Entries from a dataset of interfaces:
****************************************

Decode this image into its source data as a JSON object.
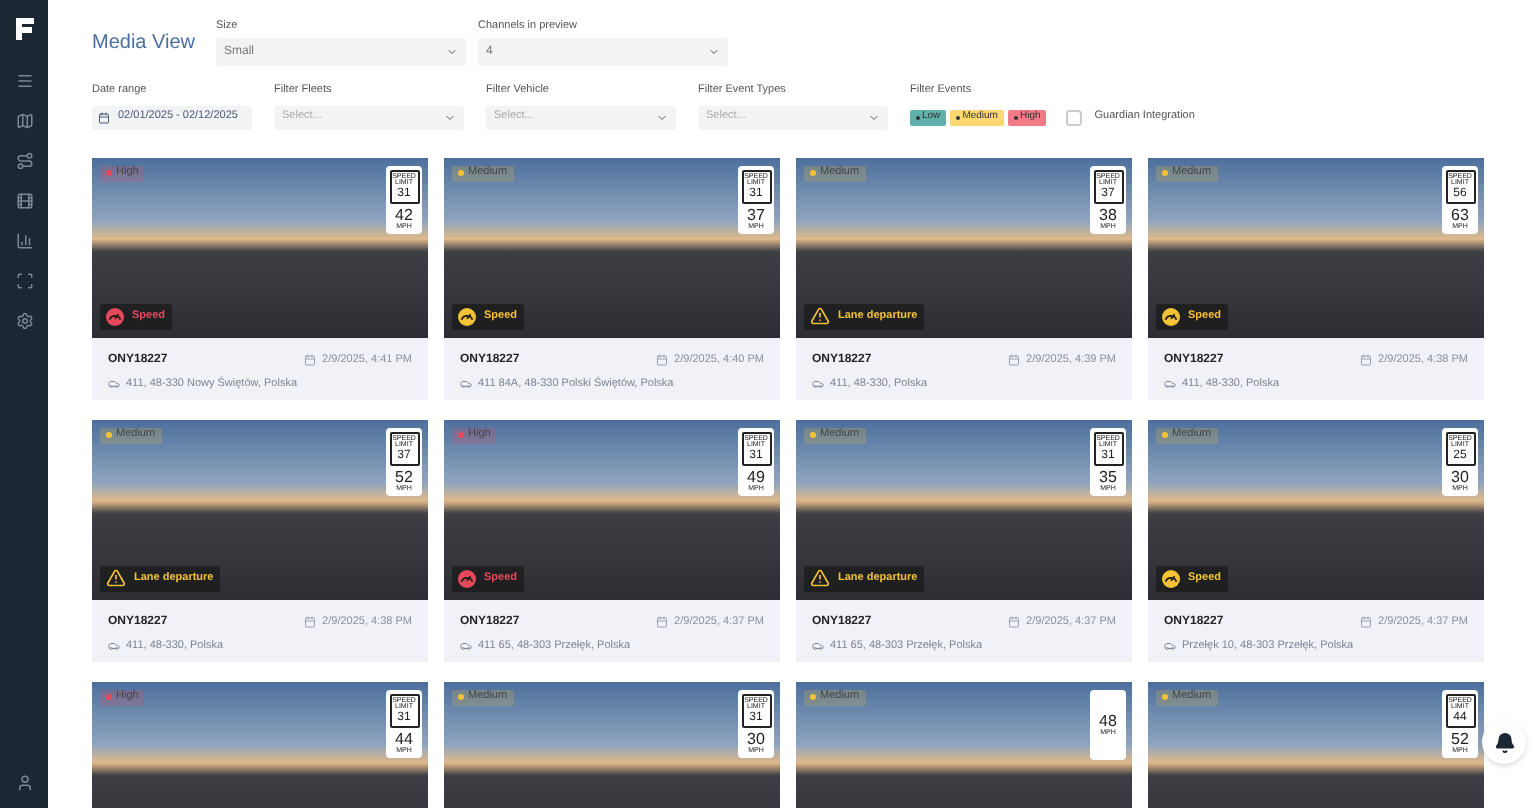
{
  "page_title": "Media View",
  "top_selects": [
    {
      "label": "Size",
      "value": "Small"
    },
    {
      "label": "Channels in preview",
      "value": "4"
    }
  ],
  "filters": [
    {
      "kind": "date",
      "label": "Date range",
      "value": "02/01/2025 - 02/12/2025"
    },
    {
      "kind": "select",
      "label": "Filter Fleets",
      "placeholder": "Select..."
    },
    {
      "kind": "select",
      "label": "Filter Vehicle",
      "placeholder": "Select..."
    },
    {
      "kind": "select",
      "label": "Filter Event Types",
      "placeholder": "Select..."
    }
  ],
  "event_filter": {
    "label": "Filter Events",
    "chips": [
      {
        "label": "Low",
        "color": "#5fb0a8"
      },
      {
        "label": "Medium",
        "color": "#fcd774"
      },
      {
        "label": "High",
        "color": "#f27a86"
      }
    ]
  },
  "guardian": {
    "label": "Guardian Integration",
    "checked": false
  },
  "cards": [
    {
      "color": "#e8495a",
      "severity_label": "High",
      "sign_top": "SPEED",
      "sign_mid": "LIMIT",
      "limit": "31",
      "speed": "42",
      "unit": "MPH",
      "kind": "speed",
      "event_label": "Speed",
      "vehicle": "ONY18227",
      "date": "2/9/2025, 4:41 PM",
      "address": "411, 48-330 Nowy Świętów, Polska"
    },
    {
      "color": "#f5c236",
      "severity_label": "Medium",
      "sign_top": "SPEED",
      "sign_mid": "LIMIT",
      "limit": "31",
      "speed": "37",
      "unit": "MPH",
      "kind": "speed",
      "event_label": "Speed",
      "vehicle": "ONY18227",
      "date": "2/9/2025, 4:40 PM",
      "address": "411 84A, 48-330 Polski Świętów, Polska"
    },
    {
      "color": "#f5c236",
      "severity_label": "Medium",
      "sign_top": "SPEED",
      "sign_mid": "LIMIT",
      "limit": "37",
      "speed": "38",
      "unit": "MPH",
      "kind": "lane",
      "event_label": "Lane departure",
      "vehicle": "ONY18227",
      "date": "2/9/2025, 4:39 PM",
      "address": "411, 48-330, Polska"
    },
    {
      "color": "#f5c236",
      "severity_label": "Medium",
      "sign_top": "SPEED",
      "sign_mid": "LIMIT",
      "limit": "56",
      "speed": "63",
      "unit": "MPH",
      "kind": "speed",
      "event_label": "Speed",
      "vehicle": "ONY18227",
      "date": "2/9/2025, 4:38 PM",
      "address": "411, 48-330, Polska"
    },
    {
      "color": "#f5c236",
      "severity_label": "Medium",
      "sign_top": "SPEED",
      "sign_mid": "LIMIT",
      "limit": "37",
      "speed": "52",
      "unit": "MPH",
      "kind": "lane",
      "event_label": "Lane departure",
      "vehicle": "ONY18227",
      "date": "2/9/2025, 4:38 PM",
      "address": "411, 48-330, Polska"
    },
    {
      "color": "#e8495a",
      "severity_label": "High",
      "sign_top": "SPEED",
      "sign_mid": "LIMIT",
      "limit": "31",
      "speed": "49",
      "unit": "MPH",
      "kind": "speed",
      "event_label": "Speed",
      "vehicle": "ONY18227",
      "date": "2/9/2025, 4:37 PM",
      "address": "411 65, 48-303 Przełęk, Polska"
    },
    {
      "color": "#f5c236",
      "severity_label": "Medium",
      "sign_top": "SPEED",
      "sign_mid": "LIMIT",
      "limit": "31",
      "speed": "35",
      "unit": "MPH",
      "kind": "lane",
      "event_label": "Lane departure",
      "vehicle": "ONY18227",
      "date": "2/9/2025, 4:37 PM",
      "address": "411 65, 48-303 Przełęk, Polska"
    },
    {
      "color": "#f5c236",
      "severity_label": "Medium",
      "sign_top": "SPEED",
      "sign_mid": "LIMIT",
      "limit": "25",
      "speed": "30",
      "unit": "MPH",
      "kind": "speed",
      "event_label": "Speed",
      "vehicle": "ONY18227",
      "date": "2/9/2025, 4:37 PM",
      "address": "Przełęk 10, 48-303 Przełęk, Polska"
    },
    {
      "color": "#e8495a",
      "severity_label": "High",
      "sign_top": "SPEED",
      "sign_mid": "LIMIT",
      "limit": "31",
      "speed": "44",
      "unit": "MPH"
    },
    {
      "color": "#f5c236",
      "severity_label": "Medium",
      "sign_top": "SPEED",
      "sign_mid": "LIMIT",
      "limit": "31",
      "speed": "30",
      "unit": "MPH"
    },
    {
      "color": "#f5c236",
      "severity_label": "Medium",
      "speed": "48",
      "unit": "MPH"
    },
    {
      "color": "#f5c236",
      "severity_label": "Medium",
      "sign_top": "SPEED",
      "sign_mid": "LIMIT",
      "limit": "44",
      "speed": "52",
      "unit": "MPH"
    }
  ]
}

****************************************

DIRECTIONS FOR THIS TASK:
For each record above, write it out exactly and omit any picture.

REPLY:
Decode this image into its source data as a JSON object.
{
  "page_title": "Media View",
  "top_selects": [
    {
      "label": "Size",
      "value": "Small"
    },
    {
      "label": "Channels in preview",
      "value": "4"
    }
  ],
  "filters": [
    {
      "kind": "date",
      "label": "Date range",
      "value": "02/01/2025 - 02/12/2025"
    },
    {
      "kind": "select",
      "label": "Filter Fleets",
      "placeholder": "Select..."
    },
    {
      "kind": "select",
      "label": "Filter Vehicle",
      "placeholder": "Select..."
    },
    {
      "kind": "select",
      "label": "Filter Event Types",
      "placeholder": "Select..."
    }
  ],
  "event_filter": {
    "label": "Filter Events",
    "chips": [
      {
        "label": "Low",
        "color": "#5fb0a8"
      },
      {
        "label": "Medium",
        "color": "#fcd774"
      },
      {
        "label": "High",
        "color": "#f27a86"
      }
    ]
  },
  "guardian": {
    "label": "Guardian Integration",
    "checked": false
  },
  "cards": [
    {
      "color": "#e8495a",
      "severity_label": "High",
      "sign_top": "SPEED",
      "sign_mid": "LIMIT",
      "limit": "31",
      "speed": "42",
      "unit": "MPH",
      "kind": "speed",
      "event_label": "Speed",
      "vehicle": "ONY18227",
      "date": "2/9/2025, 4:41 PM",
      "address": "411, 48-330 Nowy Świętów, Polska"
    },
    {
      "color": "#f5c236",
      "severity_label": "Medium",
      "sign_top": "SPEED",
      "sign_mid": "LIMIT",
      "limit": "31",
      "speed": "37",
      "unit": "MPH",
      "kind": "speed",
      "event_label": "Speed",
      "vehicle": "ONY18227",
      "date": "2/9/2025, 4:40 PM",
      "address": "411 84A, 48-330 Polski Świętów, Polska"
    },
    {
      "color": "#f5c236",
      "severity_label": "Medium",
      "sign_top": "SPEED",
      "sign_mid": "LIMIT",
      "limit": "37",
      "speed": "38",
      "unit": "MPH",
      "kind": "lane",
      "event_label": "Lane departure",
      "vehicle": "ONY18227",
      "date": "2/9/2025, 4:39 PM",
      "address": "411, 48-330, Polska"
    },
    {
      "color": "#f5c236",
      "severity_label": "Medium",
      "sign_top": "SPEED",
      "sign_mid": "LIMIT",
      "limit": "56",
      "speed": "63",
      "unit": "MPH",
      "kind": "speed",
      "event_label": "Speed",
      "vehicle": "ONY18227",
      "date": "2/9/2025, 4:38 PM",
      "address": "411, 48-330, Polska"
    },
    {
      "color": "#f5c236",
      "severity_label": "Medium",
      "sign_top": "SPEED",
      "sign_mid": "LIMIT",
      "limit": "37",
      "speed": "52",
      "unit": "MPH",
      "kind": "lane",
      "event_label": "Lane departure",
      "vehicle": "ONY18227",
      "date": "2/9/2025, 4:38 PM",
      "address": "411, 48-330, Polska"
    },
    {
      "color": "#e8495a",
      "severity_label": "High",
      "sign_top": "SPEED",
      "sign_mid": "LIMIT",
      "limit": "31",
      "speed": "49",
      "unit": "MPH",
      "kind": "speed",
      "event_label": "Speed",
      "vehicle": "ONY18227",
      "date": "2/9/2025, 4:37 PM",
      "address": "411 65, 48-303 Przełęk, Polska"
    },
    {
      "color": "#f5c236",
      "severity_label": "Medium",
      "sign_top": "SPEED",
      "sign_mid": "LIMIT",
      "limit": "31",
      "speed": "35",
      "unit": "MPH",
      "kind": "lane",
      "event_label": "Lane departure",
      "vehicle": "ONY18227",
      "date": "2/9/2025, 4:37 PM",
      "address": "411 65, 48-303 Przełęk, Polska"
    },
    {
      "color": "#f5c236",
      "severity_label": "Medium",
      "sign_top": "SPEED",
      "sign_mid": "LIMIT",
      "limit": "25",
      "speed": "30",
      "unit": "MPH",
      "kind": "speed",
      "event_label": "Speed",
      "vehicle": "ONY18227",
      "date": "2/9/2025, 4:37 PM",
      "address": "Przełęk 10, 48-303 Przełęk, Polska"
    },
    {
      "color": "#e8495a",
      "severity_label": "High",
      "sign_top": "SPEED",
      "sign_mid": "LIMIT",
      "limit": "31",
      "speed": "44",
      "unit": "MPH"
    },
    {
      "color": "#f5c236",
      "severity_label": "Medium",
      "sign_top": "SPEED",
      "sign_mid": "LIMIT",
      "limit": "31",
      "speed": "30",
      "unit": "MPH"
    },
    {
      "color": "#f5c236",
      "severity_label": "Medium",
      "speed": "48",
      "unit": "MPH"
    },
    {
      "color": "#f5c236",
      "severity_label": "Medium",
      "sign_top": "SPEED",
      "sign_mid": "LIMIT",
      "limit": "44",
      "speed": "52",
      "unit": "MPH"
    }
  ]
}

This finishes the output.